**Instructions to follow**
Looking at the entries below, state how many lines contain the word "List". Give the number alone.

--- The records Enclosed Below ---

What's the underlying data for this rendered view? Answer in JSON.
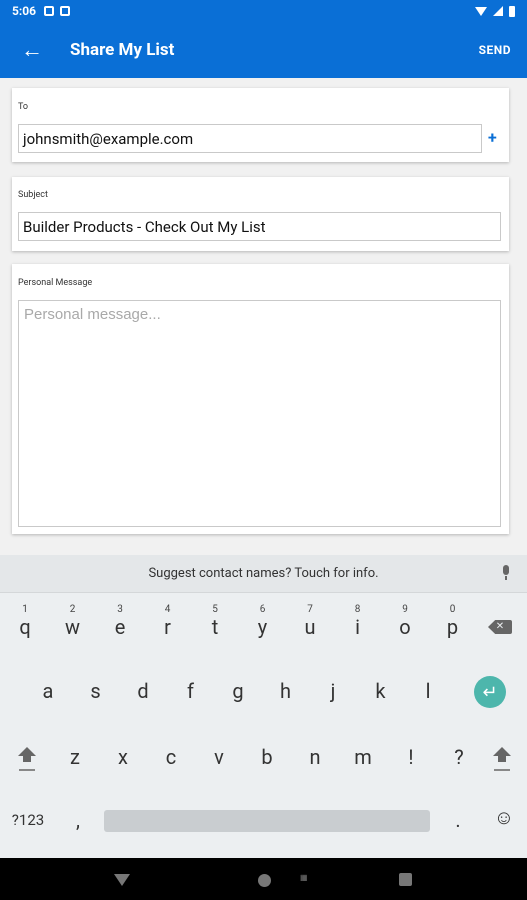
{
  "status": {
    "time": "5:06"
  },
  "appbar": {
    "title": "Share My List",
    "send": "SEND",
    "back_icon": "arrow-left-icon"
  },
  "to": {
    "label": "To",
    "value": "johnsmith@example.com",
    "add": "+"
  },
  "subject": {
    "label": "Subject",
    "value": "Builder Products - Check Out My List"
  },
  "message": {
    "label": "Personal Message",
    "placeholder": "Personal message..."
  },
  "suggest": {
    "text": "Suggest contact names? Touch for info."
  },
  "keyboard": {
    "row1": [
      "q",
      "w",
      "e",
      "r",
      "t",
      "y",
      "u",
      "i",
      "o",
      "p"
    ],
    "row1_hints": [
      "1",
      "2",
      "3",
      "4",
      "5",
      "6",
      "7",
      "8",
      "9",
      "0"
    ],
    "row2": [
      "a",
      "s",
      "d",
      "f",
      "g",
      "h",
      "j",
      "k",
      "l"
    ],
    "row3": [
      "z",
      "x",
      "c",
      "v",
      "b",
      "n",
      "m",
      "!",
      "?"
    ],
    "symbols": "?123",
    "comma": ",",
    "period": ".",
    "emoji": "☺",
    "enter": "↵"
  },
  "colors": {
    "primary": "#0a6fd6",
    "enter": "#4db6ac"
  }
}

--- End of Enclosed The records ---

**Finished task**
2